But when she met with Terry David Mulligan back stage at last year’s festival, it was as a solo artist who had just released another powerful, political album: Freedom Highway.  That change came when producer T Bone Burnett offered to help “free her voice” with a solo album.

[He] just knocked down the entire house of cards,” she said. “It was time to use my voice.”

“When T-Bone Burnett comes calling and says ‘let’s do a solo record’ … you’re an idiot if you say no.”

This Saturday, TDM has the full interview with Rhiannon — exploring that transition to becoming a celebrated solo artist, working with Mavis Staples & playing the White House, and the need for new protest songs today.

Rhiannon dives into the creation of Freedom Highway (which we picked as one of last year’s essential albums). The title track, a 1965 civil rights-era standard by Roebuck Staples, is a sign of the debt she says she owes to those who came before her.

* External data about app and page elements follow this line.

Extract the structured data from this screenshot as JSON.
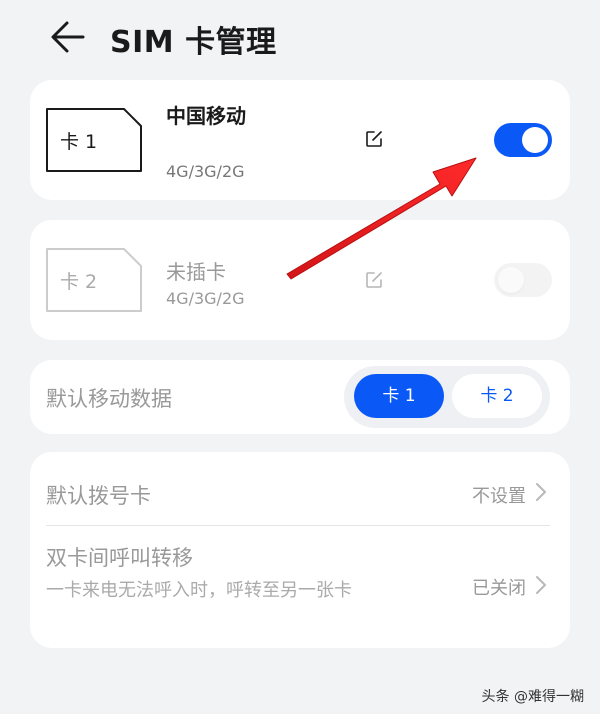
{
  "header": {
    "title": "SIM 卡管理",
    "back_icon": "arrow-left-icon"
  },
  "sim1": {
    "icon_label": "卡 1",
    "carrier": "中国移动",
    "network": "4G/3G/2G",
    "enabled": true,
    "edit_icon": "edit-icon"
  },
  "sim2": {
    "icon_label": "卡 2",
    "carrier": "未插卡",
    "network": "4G/3G/2G",
    "enabled": false,
    "edit_icon": "edit-icon"
  },
  "default_data": {
    "label": "默认移动数据",
    "options": [
      "卡 1",
      "卡 2"
    ],
    "selected": "卡 1"
  },
  "settings": {
    "default_dial": {
      "label": "默认拨号卡",
      "value": "不设置"
    },
    "call_forwarding": {
      "label": "双卡间呼叫转移",
      "description": "一卡来电无法呼入时，呼转至另一张卡",
      "value": "已关闭"
    }
  },
  "watermark": "头条 @难得一糊",
  "colors": {
    "accent": "#0a59f7",
    "annotation_arrow": "#e8171b",
    "background": "#f1f3f5",
    "card": "#ffffff"
  }
}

“I feel such a responsibility. Because my life is what my parents and my grandparents fought for, my life right now. Not everyone has it as good as I have, I recognize that,” she told TDM.

“They fought so that I could think and write these songs.”

Tune in to Mulligan Stew for a fascinating chat with the artist, as well as tracks from Freedom Highway. Catch it Saturday at 5pm MT.